### EXERCISE AIM:
Could all of the entries be written out exactly, with any pictures omitted?

━━━━━ GIVEN DATA

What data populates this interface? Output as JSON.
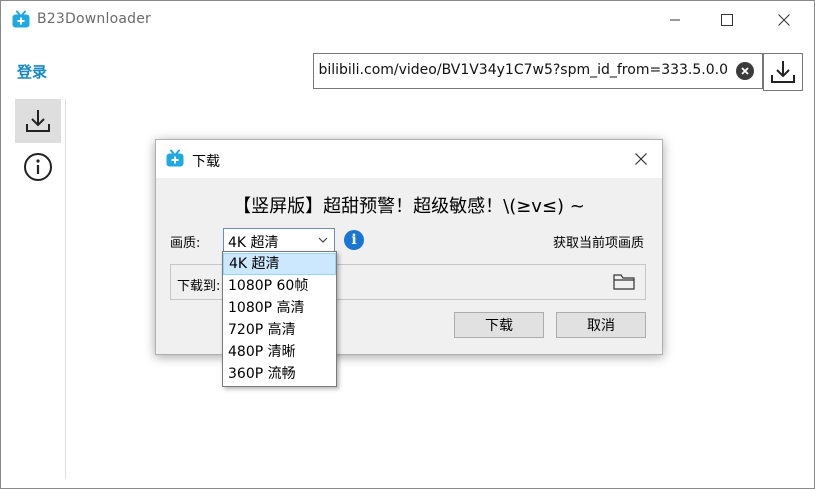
{
  "app": {
    "title": "B23Downloader"
  },
  "toolbar": {
    "login_label": "登录",
    "url_value": "bilibili.com/video/BV1V34y1C7w5?spm_id_from=333.5.0.0"
  },
  "dialog": {
    "title": "下载",
    "video_title": "【竖屏版】超甜预警！超级敏感！\\(≥v≤) ~",
    "quality_label": "画质:",
    "quality_selected": "4K 超清",
    "get_current_quality": "获取当前项画质",
    "save_to_label": "下载到:",
    "download_button": "下载",
    "cancel_button": "取消"
  },
  "quality_options": [
    "4K 超清",
    "1080P 60帧",
    "1080P 高清",
    "720P 高清",
    "480P 清晰",
    "360P 流畅"
  ],
  "colors": {
    "accent": "#1688c6",
    "icon_blue": "#20a8e0",
    "selected_bg": "#cce8ff",
    "info_blue": "#1976d2"
  },
  "icons": [
    "app-tv-icon",
    "download-icon",
    "info-icon",
    "close-icon",
    "folder-icon",
    "chevron-down-icon"
  ]
}
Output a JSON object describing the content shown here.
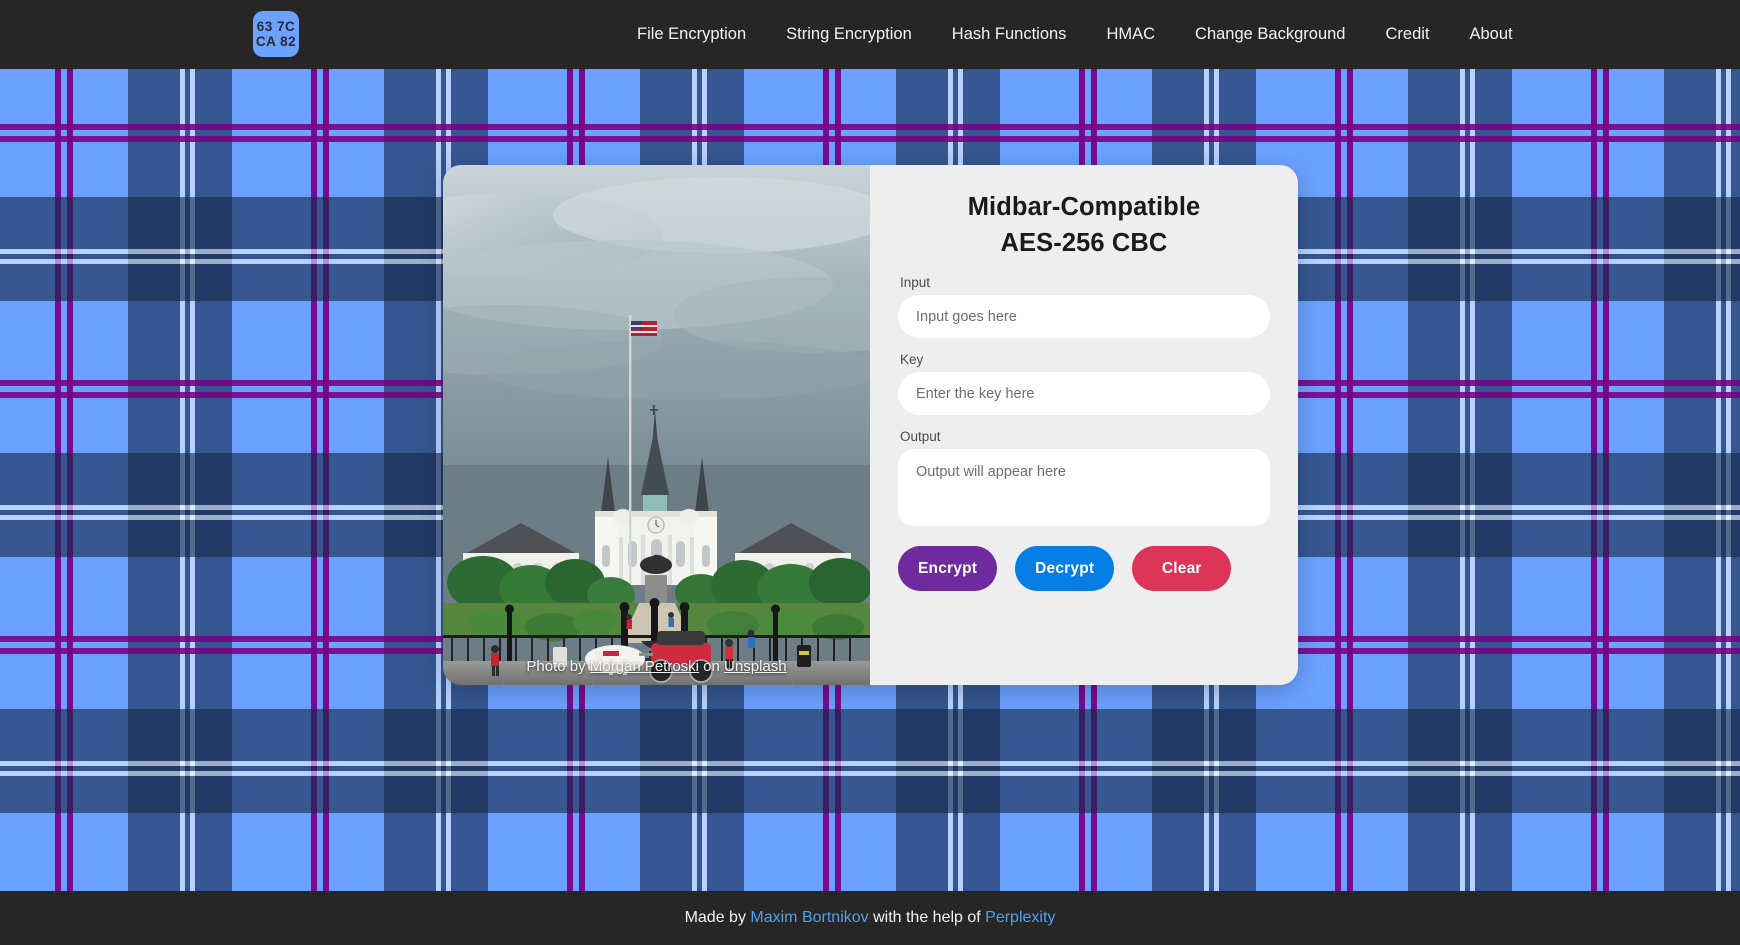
{
  "navbar": {
    "logo": {
      "name": "aes-sbox-logo",
      "line1": "63 7C",
      "line2": "CA 82",
      "color": "#6ba1ff"
    },
    "links": [
      {
        "label": "File Encryption",
        "name": "nav-link-file-encryption"
      },
      {
        "label": "String Encryption",
        "name": "nav-link-string-encryption"
      },
      {
        "label": "Hash Functions",
        "name": "nav-link-hash-functions"
      },
      {
        "label": "HMAC",
        "name": "nav-link-hmac"
      },
      {
        "label": "Change Background",
        "name": "nav-link-change-background"
      },
      {
        "label": "Credit",
        "name": "nav-link-credit"
      },
      {
        "label": "About",
        "name": "nav-link-about"
      }
    ],
    "background_color": "#262626"
  },
  "background": {
    "pattern": "tartan-plaid",
    "colors": {
      "light_blue": "#6ba1ff",
      "medium_blue": "#2d5383",
      "dark_navy": "#1a2943",
      "purple": "#780082",
      "white_stripe": "#ffffff"
    },
    "tile_size_px": 256
  },
  "card": {
    "title_line1": "Midbar-Compatible",
    "title_line2": "AES-256 CBC",
    "photo": {
      "alt": "St. Louis Cathedral at Jackson Square, New Orleans, under a cloudy sky with a horse-drawn carriage in the foreground",
      "credit_prefix": "Photo by ",
      "credit_author": "Morgan Petroski",
      "credit_middle": " on ",
      "credit_source": "Unsplash"
    },
    "fields": [
      {
        "label": "Input",
        "placeholder": "Input goes here",
        "value": "",
        "name": "input-field"
      },
      {
        "label": "Key",
        "placeholder": "Enter the key here",
        "value": "",
        "name": "key-field"
      },
      {
        "label": "Output",
        "placeholder": "Output will appear here",
        "value": "",
        "name": "output-field"
      }
    ],
    "buttons": [
      {
        "label": "Encrypt",
        "color": "#6f2a9e",
        "name": "encrypt-button"
      },
      {
        "label": "Decrypt",
        "color": "#067de4",
        "name": "decrypt-button"
      },
      {
        "label": "Clear",
        "color": "#dd3557",
        "name": "clear-button"
      }
    ],
    "background_color": "#eeeeee"
  },
  "footer": {
    "prefix": "Made by ",
    "author": "Maxim Bortnikov",
    "middle": " with the help of ",
    "helper": "Perplexity",
    "link_color": "#4da2f0",
    "background_color": "#262626"
  }
}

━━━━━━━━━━

### ANSWER TO THIS EXERCISE:
What data populates this interface? Output as JSON.
{
  "app": {
    "title": "B23Downloader"
  },
  "toolbar": {
    "login_label": "登录",
    "url_value": "bilibili.com/video/BV1V34y1C7w5?spm_id_from=333.5.0.0"
  },
  "dialog": {
    "title": "下载",
    "video_title": "【竖屏版】超甜预警！超级敏感！\\(≥v≤) ~",
    "quality_label": "画质:",
    "quality_selected": "4K 超清",
    "get_current_quality": "获取当前项画质",
    "save_to_label": "下载到:",
    "download_button": "下载",
    "cancel_button": "取消"
  },
  "quality_options": [
    "4K 超清",
    "1080P 60帧",
    "1080P 高清",
    "720P 高清",
    "480P 清晰",
    "360P 流畅"
  ],
  "colors": {
    "accent": "#1688c6",
    "icon_blue": "#20a8e0",
    "selected_bg": "#cce8ff",
    "info_blue": "#1976d2"
  },
  "icons": [
    "app-tv-icon",
    "download-icon",
    "info-icon",
    "close-icon",
    "folder-icon",
    "chevron-down-icon"
  ]
}
Output a JSON object describing the content shown here.
{
  "navbar": {
    "logo": {
      "name": "aes-sbox-logo",
      "line1": "63 7C",
      "line2": "CA 82",
      "color": "#6ba1ff"
    },
    "links": [
      {
        "label": "File Encryption",
        "name": "nav-link-file-encryption"
      },
      {
        "label": "String Encryption",
        "name": "nav-link-string-encryption"
      },
      {
        "label": "Hash Functions",
        "name": "nav-link-hash-functions"
      },
      {
        "label": "HMAC",
        "name": "nav-link-hmac"
      },
      {
        "label": "Change Background",
        "name": "nav-link-change-background"
      },
      {
        "label": "Credit",
        "name": "nav-link-credit"
      },
      {
        "label": "About",
        "name": "nav-link-about"
      }
    ],
    "background_color": "#262626"
  },
  "background": {
    "pattern": "tartan-plaid",
    "colors": {
      "light_blue": "#6ba1ff",
      "medium_blue": "#2d5383",
      "dark_navy": "#1a2943",
      "purple": "#780082",
      "white_stripe": "#ffffff"
    },
    "tile_size_px": 256
  },
  "card": {
    "title_line1": "Midbar-Compatible",
    "title_line2": "AES-256 CBC",
    "photo": {
      "alt": "St. Louis Cathedral at Jackson Square, New Orleans, under a cloudy sky with a horse-drawn carriage in the foreground",
      "credit_prefix": "Photo by ",
      "credit_author": "Morgan Petroski",
      "credit_middle": " on ",
      "credit_source": "Unsplash"
    },
    "fields": [
      {
        "label": "Input",
        "placeholder": "Input goes here",
        "value": "",
        "name": "input-field"
      },
      {
        "label": "Key",
        "placeholder": "Enter the key here",
        "value": "",
        "name": "key-field"
      },
      {
        "label": "Output",
        "placeholder": "Output will appear here",
        "value": "",
        "name": "output-field"
      }
    ],
    "buttons": [
      {
        "label": "Encrypt",
        "color": "#6f2a9e",
        "name": "encrypt-button"
      },
      {
        "label": "Decrypt",
        "color": "#067de4",
        "name": "decrypt-button"
      },
      {
        "label": "Clear",
        "color": "#dd3557",
        "name": "clear-button"
      }
    ],
    "background_color": "#eeeeee"
  },
  "footer": {
    "prefix": "Made by ",
    "author": "Maxim Bortnikov",
    "middle": " with the help of ",
    "helper": "Perplexity",
    "link_color": "#4da2f0",
    "background_color": "#262626"
  }
}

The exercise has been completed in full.